When her adoptive mother died intestate, Busi* had no idea her own family would try to take the only home she had known.
Just 21, she was threatened with eviction letters and dragged through the courts. Her furniture was taken and people were brought to live in the house without her consent.
For years Busi lived in fear that one day her adoptive mother’s nephew – who saw himself as the dead woman’s rightful heir – would succeed in kicking her out of her home.
He approached the police to help evict Busi and two children, one of them disabled, whom her adoptive mother had been fostering. He told the courts that Busi had not been officially adopted and that his aunt had taken her in as an act of charity. And with no records to show that she was indeed adopted, Busi had steeled herself to expect the worst.
But last week she received good news. The Johannesburg High Court named her as the rightful heir.
She is relieved, but scarred. The incident has left her faith in people shaken, but she has also learnt an important lesson.
“Familiarise yourself with the law and know about wills, so that when you die the people you leave behind know how to proceed from there,” she said.
“I believe that if my mother had adopted me legally, I would not have gone through all that. But as a child, how do you ask your mother those questions?”
Busi, 26, started living with her adoptive mother, her biological mother’s distant relative, from the age of four in an agreement with her biological mother. At some point, her adoptive mother – with the consent of her biological mother – changed Busi’s surname to her own.
“She put me through school and did everything a mother could do for her child,” she said.
“I knew no other mother. She was my mother and I even called her ‘Mama’.”
The woman died intestate in 2006, leaving behind Busi and the two children.
The trouble erupted in 2008 when her adoptive mother’s nephew broke the door and took one of the fridges.

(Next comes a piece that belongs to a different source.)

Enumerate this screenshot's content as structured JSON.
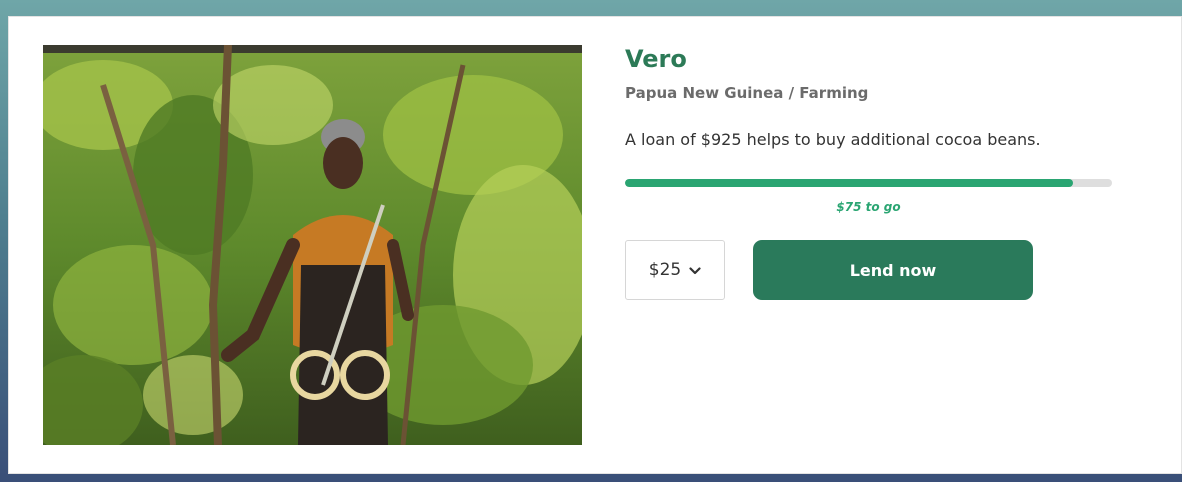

When they opened a case with the police, they found that the nephew had the title deed stating he was the rightful owner of the house.
In December, he returned and ordered all of them out, including the uncle, who had moved in with the youngsters. They also received an eviction notice giving them 14 days to move.
“In the papers, he had written that we are tenants who now don’t want to leave his house,” said Busi.
As time went on, evaluators started arriving at the house. The nephew also brought two relatives to stay at the house. Two more eviction notices and a court summons arrived.
“In court he said I had not been legally adopted, and that my mother had just been charitable towards me and had no intention of adopting me,” she said. “Hearing him say that really hurt me, but what could I do?”
Although the court ruled that the nephew was the deceased woman’s closest relative, it could not rule whether he or Busi was the rightful heir.
The Socio-Economic Rights Institute of SA, which represented Busi, applied for the matter to be heard at the high court. It argued that although Busi had not been adopted in terms of the Child Care Act, she had been adopted in terms of customary law. In terms of the Customary Law and Succession Act, it said, customary adoption practices were recognised and protected.
Busi won the case and was declared the rightful heir.
Teboho Mosikili, the attorney acting for Busi, said the institute was happy about the judgment.
“Our client fully deserves to be treated as her adoptive mother’s heir, and has experienced many years of pain and insecurity after her mother’s death. We are all very happy that her claim to be recognised as her mother’s descendant has been upheld.”
Although relieved that she won’t be homeless, Busi said she hoped that the chapter was closed and that the man did not appeal.
“That is my fear, but I have learnt that you can’t even trust your own family,” she said.